Marketability at each stage of your legal career

March 13, 2018

Junior lawyers often ask us: “What is the market like for someone at my level of call?” Your marketability depends on number of objective and subjective variables and also the types of options you wish to pursue.

While there are many dynamic (market conditions) and subjective variables (pedigree, ability to interview, personal connections, etc.) that impact a lawyer’s career, which require case-by-case assessment, it can be worth understanding and planning for the general objective and envrionmental factors that impact your marketability at each stage of your legal career.

Generally, in a law firm environment, we can break down potential hiring needs into three categories: a lawyer to junior other senior lawyers (junior), lawyers without a book of business who can operate independently (mid-level-to-senior), and lawyers who are expected to have a book of business (senior). In-house legal departments mirror the aforementioned trajectory, but we can roughly replace “book of business” with “leadership and management skills”.

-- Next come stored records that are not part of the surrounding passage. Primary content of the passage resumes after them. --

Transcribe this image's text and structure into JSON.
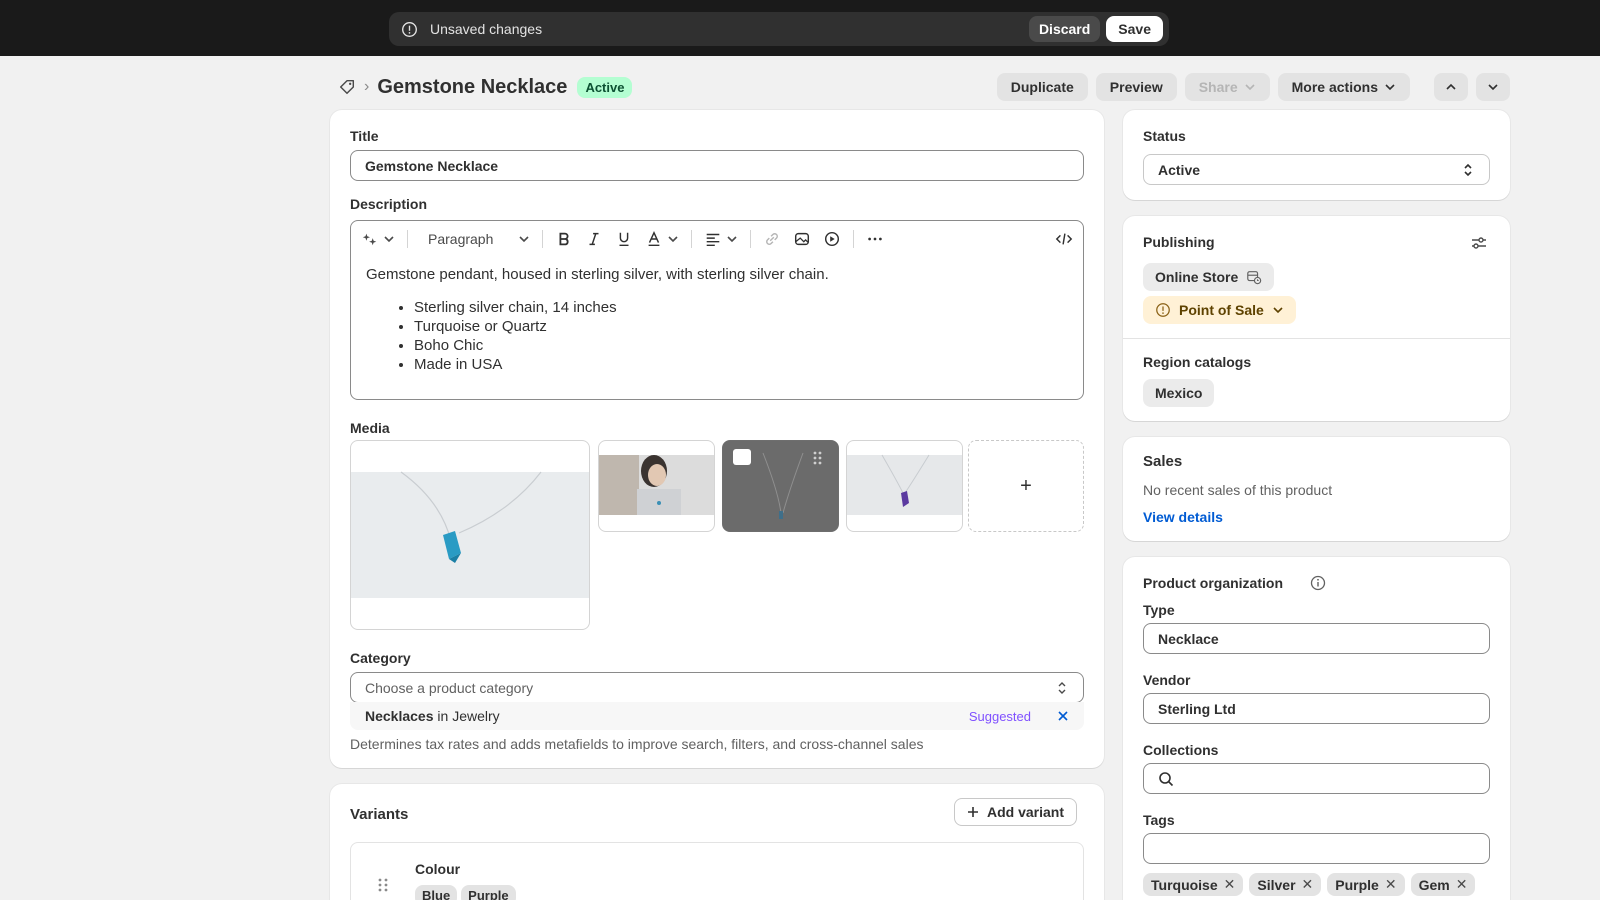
{
  "topbar": {
    "message": "Unsaved changes",
    "discard_label": "Discard",
    "save_label": "Save"
  },
  "header": {
    "title": "Gemstone Necklace",
    "status_badge": "Active",
    "actions": {
      "duplicate": "Duplicate",
      "preview": "Preview",
      "share": "Share",
      "more_actions": "More actions"
    }
  },
  "product": {
    "title_label": "Title",
    "title_value": "Gemstone Necklace",
    "description_label": "Description",
    "editor_format": "Paragraph",
    "description_text": "Gemstone pendant, housed in sterling silver, with sterling silver chain.",
    "description_bullets": [
      "Sterling silver chain, 14 inches",
      "Turquoise or Quartz",
      "Boho Chic",
      "Made in USA"
    ],
    "media_label": "Media",
    "media_add": "+",
    "category_label": "Category",
    "category_placeholder": "Choose a product category",
    "category_suggestion_bold": "Necklaces",
    "category_suggestion_rest": " in Jewelry",
    "category_suggested_tag": "Suggested",
    "category_help": "Determines tax rates and adds metafields to improve search, filters, and cross-channel sales"
  },
  "variants": {
    "heading": "Variants",
    "add_label": "Add variant",
    "option_name": "Colour",
    "option_values": [
      "Blue",
      "Purple"
    ]
  },
  "status": {
    "label": "Status",
    "value": "Active"
  },
  "publishing": {
    "heading": "Publishing",
    "channels": [
      "Online Store",
      "Point of Sale"
    ],
    "region_label": "Region catalogs",
    "region_value": "Mexico"
  },
  "sales": {
    "heading": "Sales",
    "text": "No recent sales of this product",
    "link": "View details"
  },
  "organization": {
    "heading": "Product organization",
    "type_label": "Type",
    "type_value": "Necklace",
    "vendor_label": "Vendor",
    "vendor_value": "Sterling Ltd",
    "collections_label": "Collections",
    "collections_value": "",
    "tags_label": "Tags",
    "tags_value": "",
    "tags": [
      "Turquoise",
      "Silver",
      "Purple",
      "Gem"
    ]
  },
  "colors": {
    "topbar_bg": "#1a1a1a",
    "active_badge_bg": "#b4fed2",
    "pos_bg": "#fff1d6",
    "link": "#005bd3",
    "suggested": "#8051ff"
  }
}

Junior lawyers typically have less abundant options from years zero to two, for both in-house and private practice opportunities. This is (at least) partly because very junior lawyers are more expensive than articling students but still typically require a fair degree of training and mentorship. In-house opportunities do not regularly present for very junior lawyers, especially in smaller markets, as in-house legal departments often operate lean and prefer to have their lawyers immediately able to offer substantive advice across various areas.

Mid-to-senior lawyers are usually the most sought after demographic for in-house and private practice opportunities. Most in-house and private practice job postings focus on lawyers who are between three and seven years of call. Lawyers in this category are expected to be functional, independent, yet still have opportunity for long-term growth. Accordingly, this period represents an optimal time for lawyers to consider calibrating their career trajectory.

Opportunities for senior lawyers, without leadership skills or a book of business, become more limited over time. Senior lawyers are either expected to be bringing in business or managing/leading a team. Certain senior lawyers are simply expected to focus and improve upon their legal expertise. However, such lawyers ought to be able to demonstrate that their seniority and degree of expertise can actually deliver increased value to clients, or else employers and clients alike will naturally be inclined to retain more junior counsel.

Understanding your options at each stage of your legal career can help you plan your practice development and empower you to proactively seek environments that optimize your trajectory. Despite the broad themes presented here, your options at any given time are largely driven by a range of ever-changing factors, so feel free to give us a call to discuss your specific circumstances.


David Namkung, Partner